At the time of their extradition to face trial, the Natwest Three were portrayed by a well-orchestrated publicity campaign as victims of judicial over-reach by the US. A new treaty lowering the hurdles for extradition to the US caused unrest among British business and political leaders.
Critics of their treatment included the CBI's then director-general Sir Digby Jones, who said the trio posed "no threat to society" yet faced being "banged up in a US prison with rapists and drug addicts". When they were flown to the US two years ago, Liberty's Shami Chakrabarti described it as a case of "first they came for the white-collar worker, then they came for me".
But some legal experts now argue that the three bankers were poor examples of this extradition controversy. Luke Tolaini of Clifford Chance, who chairs the CBI's working group on extradition, said: "In the UK, we have relatively low barriers to extradition to the US and a relatively unequal relationship with the US. That remains a concern.
"But that was not an issue that really applied in this case because it seems that the evidence provided in the Natwest Three's case was significant and would have complied with the old extradition regime."
Friday, 22 February 2008
Sorry for the Spin?

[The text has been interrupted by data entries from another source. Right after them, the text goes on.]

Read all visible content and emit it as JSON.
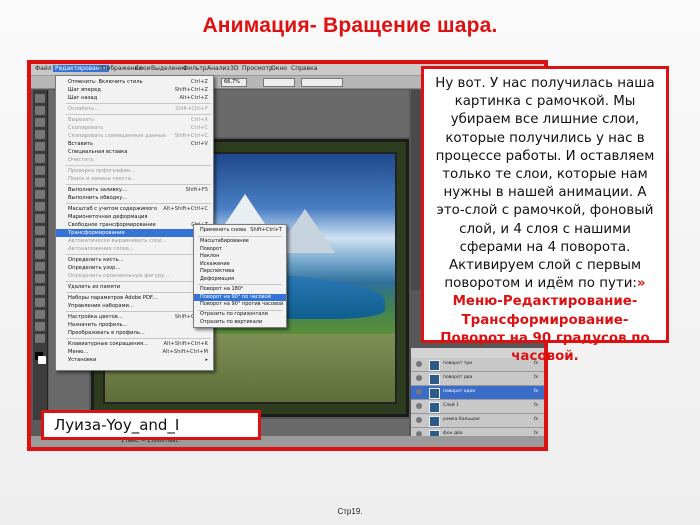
{
  "slide": {
    "title": "Анимация- Вращение шара.",
    "footer": "Стр19.",
    "author": "Луиза-Yoy_and_I"
  },
  "callout": {
    "text": "Ну вот. У нас получилась наша картинка с рамочкой. Мы убираем все лишние слои, которые получились у нас в процессе работы. И оставляем только те слои, которые нам нужны в нашей анимации. А это-слой с рамочкой, фоновый слой, и 4 слоя с нашими сферами на 4 поворота. Активируем слой с первым поворотом и идём по пути:",
    "path_prefix": "» ",
    "path": "Меню-Редактирование-Трансформирование-Поворот на 90 градусов по часовой."
  },
  "app": {
    "menu": [
      "Файл",
      "Редактирование",
      "Изображение",
      "Слои",
      "Выделение",
      "Фильтр",
      "Анализ",
      "3D",
      "Просмотр",
      "Окно",
      "Справка"
    ],
    "zoom": "66,7%",
    "status": "1 пикс. = 1,0000 пикс.",
    "edit_menu": [
      {
        "label": "Отменить: Включить стиль",
        "shortcut": "Ctrl+Z"
      },
      {
        "label": "Шаг вперед",
        "shortcut": "Shift+Ctrl+Z"
      },
      {
        "label": "Шаг назад",
        "shortcut": "Alt+Ctrl+Z"
      },
      {
        "label": "Ослабить...",
        "shortcut": "Shift+Ctrl+F",
        "disabled": true
      },
      {
        "label": "Вырезать",
        "shortcut": "Ctrl+X",
        "disabled": true
      },
      {
        "label": "Скопировать",
        "shortcut": "Ctrl+C",
        "disabled": true
      },
      {
        "label": "Скопировать совмещенные данные",
        "shortcut": "Shift+Ctrl+C",
        "disabled": true
      },
      {
        "label": "Вставить",
        "shortcut": "Ctrl+V"
      },
      {
        "label": "Специальная вставка",
        "shortcut": ""
      },
      {
        "label": "Очистить",
        "shortcut": "",
        "disabled": true
      },
      {
        "label": "Проверка орфографии...",
        "shortcut": "",
        "disabled": true
      },
      {
        "label": "Поиск и замена текста...",
        "shortcut": "",
        "disabled": true
      },
      {
        "label": "Выполнить заливку...",
        "shortcut": "Shift+F5"
      },
      {
        "label": "Выполнить обводку...",
        "shortcut": ""
      },
      {
        "label": "Масштаб с учетом содержимого",
        "shortcut": "Alt+Shift+Ctrl+C"
      },
      {
        "label": "Марионеточная деформация",
        "shortcut": ""
      },
      {
        "label": "Свободное трансформирование",
        "shortcut": "Ctrl+T"
      },
      {
        "label": "Трансформирование",
        "shortcut": "",
        "highlight": true
      },
      {
        "label": "Автоматически выравнивать слои...",
        "shortcut": "",
        "disabled": true
      },
      {
        "label": "Автоналожение слоев...",
        "shortcut": "",
        "disabled": true
      },
      {
        "label": "Определить кисть...",
        "shortcut": ""
      },
      {
        "label": "Определить узор...",
        "shortcut": ""
      },
      {
        "label": "Определить произвольную фигуру...",
        "shortcut": "",
        "disabled": true
      },
      {
        "label": "Удалить из памяти",
        "shortcut": ""
      },
      {
        "label": "Наборы параметров Adobe PDF...",
        "shortcut": ""
      },
      {
        "label": "Управление наборами...",
        "shortcut": ""
      },
      {
        "label": "Настройка цветов...",
        "shortcut": "Shift+Ctrl+K"
      },
      {
        "label": "Назначить профиль...",
        "shortcut": ""
      },
      {
        "label": "Преобразовать в профиль...",
        "shortcut": ""
      },
      {
        "label": "Клавиатурные сокращения...",
        "shortcut": "Alt+Shift+Ctrl+K"
      },
      {
        "label": "Меню...",
        "shortcut": "Alt+Shift+Ctrl+M"
      },
      {
        "label": "Установки",
        "shortcut": ""
      }
    ],
    "transform_submenu": [
      {
        "label": "Применить снова",
        "shortcut": "Shift+Ctrl+T"
      },
      {
        "label": "Масштабирование",
        "shortcut": ""
      },
      {
        "label": "Поворот",
        "shortcut": ""
      },
      {
        "label": "Наклон",
        "shortcut": ""
      },
      {
        "label": "Искажение",
        "shortcut": ""
      },
      {
        "label": "Перспектива",
        "shortcut": ""
      },
      {
        "label": "Деформация",
        "shortcut": ""
      },
      {
        "label": "Поворот на 180°",
        "shortcut": ""
      },
      {
        "label": "Поворот на 90° по часовой",
        "shortcut": "",
        "highlight": true
      },
      {
        "label": "Поворот на 90° против часовой",
        "shortcut": ""
      },
      {
        "label": "Отразить по горизонтали",
        "shortcut": ""
      },
      {
        "label": "Отразить по вертикали",
        "shortcut": ""
      }
    ],
    "layers": [
      {
        "name": "поворот три",
        "fx": "fx"
      },
      {
        "name": "поворот два",
        "fx": "fx"
      },
      {
        "name": "поворот один",
        "fx": "fx",
        "selected": true
      },
      {
        "name": "Слой 1",
        "fx": "fx"
      },
      {
        "name": "рамка большая",
        "fx": "fx"
      },
      {
        "name": "фон два",
        "fx": "fx"
      }
    ]
  }
}
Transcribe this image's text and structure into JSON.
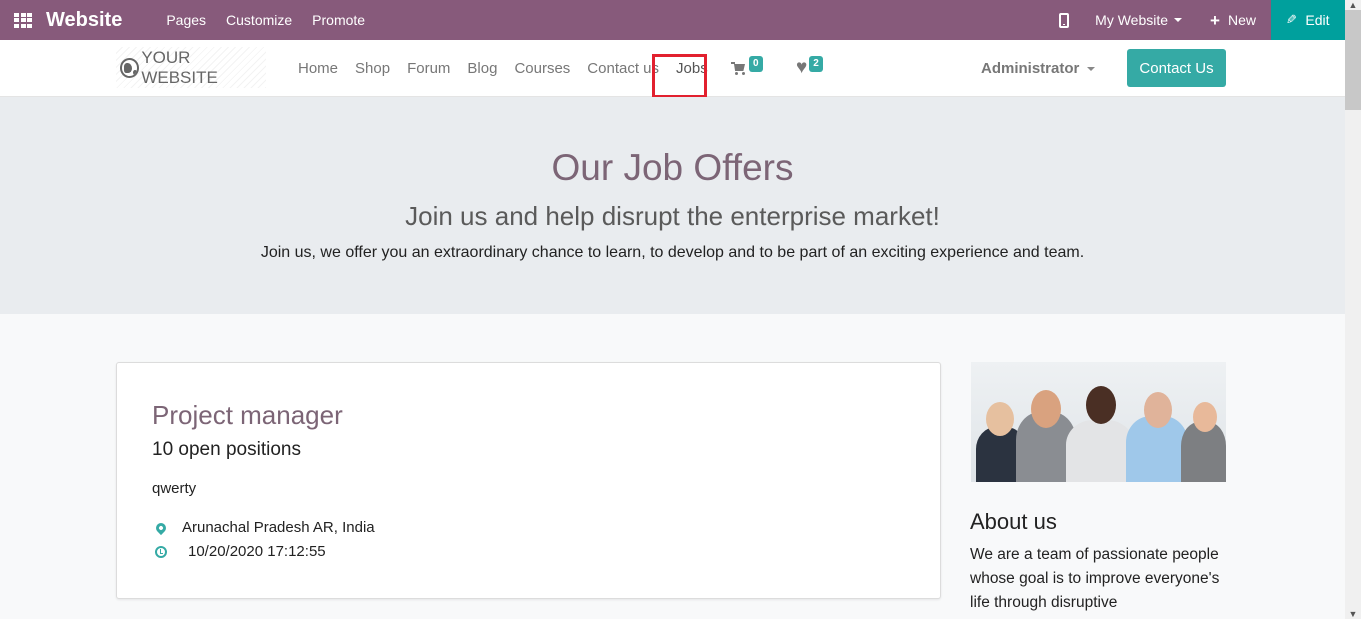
{
  "topbar": {
    "app_title": "Website",
    "menus": [
      "Pages",
      "Customize",
      "Promote"
    ],
    "website_selector": "My Website",
    "new_label": "New",
    "edit_label": "Edit",
    "colors": {
      "bar": "#875a7b",
      "edit": "#00a09d"
    }
  },
  "navbar": {
    "logo_text": "YOUR WEBSITE",
    "links": [
      "Home",
      "Shop",
      "Forum",
      "Blog",
      "Courses",
      "Contact us",
      "Jobs"
    ],
    "active_link": "Jobs",
    "cart_count": "0",
    "wishlist_count": "2",
    "user": "Administrator",
    "contact_button": "Contact Us",
    "accent": "#35aaa5",
    "highlight_box_color": "#e2202e"
  },
  "hero": {
    "title": "Our Job Offers",
    "subtitle": "Join us and help disrupt the enterprise market!",
    "text": "Join us, we offer you an extraordinary chance to learn, to develop and to be part of an exciting experience and team."
  },
  "jobs": [
    {
      "title": "Project manager",
      "open_positions": "10 open positions",
      "description": "qwerty",
      "location": "Arunachal Pradesh AR, India",
      "published": "10/20/2020 17:12:55"
    }
  ],
  "about": {
    "image_alt": "team photo",
    "title": "About us",
    "text": "We are a team of passionate people whose goal is to improve everyone's life through disruptive"
  }
}
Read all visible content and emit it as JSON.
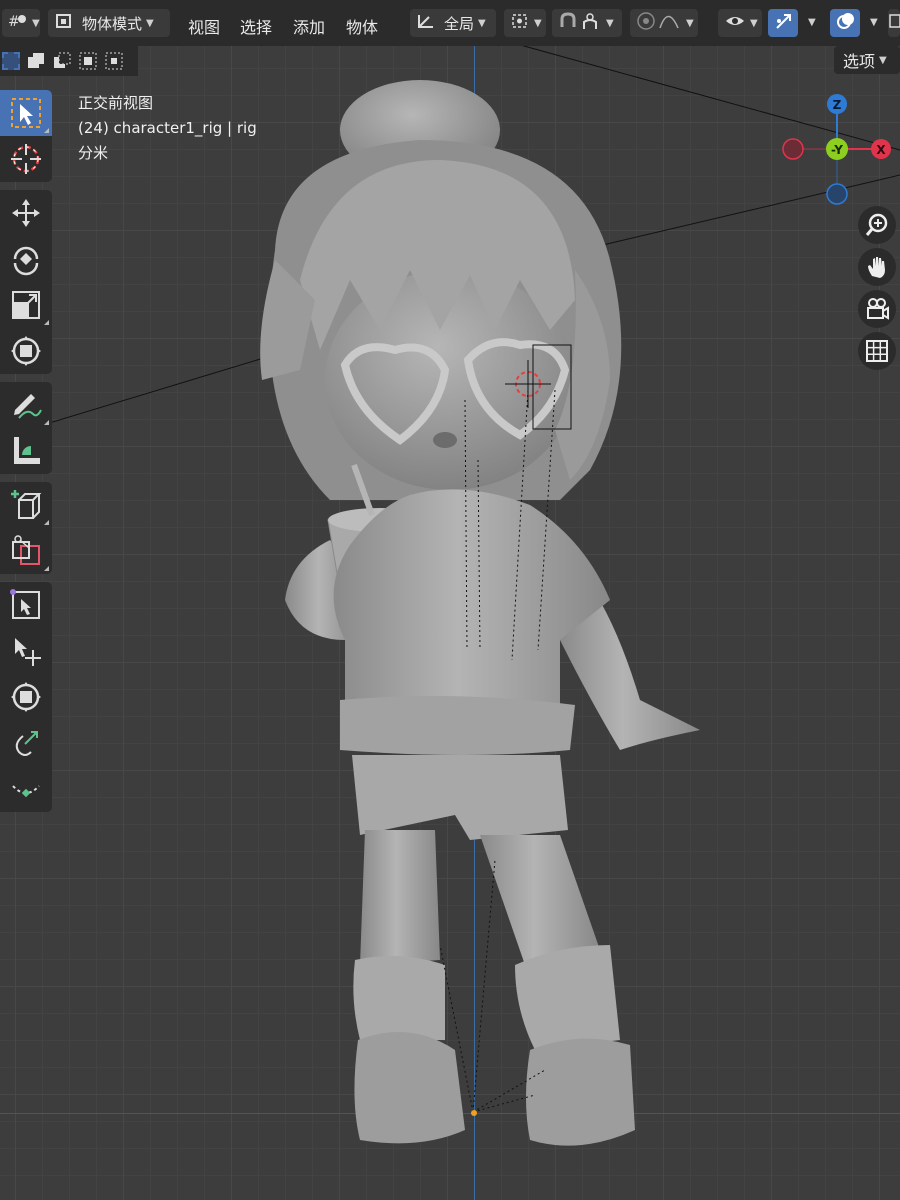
{
  "header": {
    "mode_label": "物体模式",
    "menus": [
      "视图",
      "选择",
      "添加",
      "物体"
    ],
    "orientation_label": "全局"
  },
  "options_label": "选项",
  "viewport_info": {
    "view_name": "正交前视图",
    "object_info": "(24) character1_rig | rig",
    "units": "分米"
  },
  "gizmo": {
    "axis_z": "Z",
    "axis_y": "-Y",
    "axis_x": "X",
    "colors": {
      "x": "#e0344c",
      "y": "#8ccf1f",
      "z": "#2e7bd6"
    }
  },
  "toolbar": {
    "groups": [
      [
        "select-box-tool",
        "cursor-tool"
      ],
      [
        "move-tool",
        "rotate-tool",
        "scale-tool",
        "transform-tool"
      ],
      [
        "annotate-tool",
        "measure-tool"
      ],
      [
        "add-cube-tool",
        "duplicate-tool"
      ],
      [
        "transform-pivot-tool",
        "move-select-tool",
        "bone-tool",
        "bend-tool",
        "curve-tool"
      ]
    ]
  },
  "nav_buttons": [
    "zoom-icon",
    "hand-pan-icon",
    "camera-icon",
    "grid-icon"
  ],
  "accent_color": "#4772b3"
}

The Guardian tells us that the Natwest Three, sentenced to 37 months in a US jail, have expressed remorse for their part in an Enron-related fraud. They don't appear to have apologised for the outrageous PR campaign they ran against their extradition.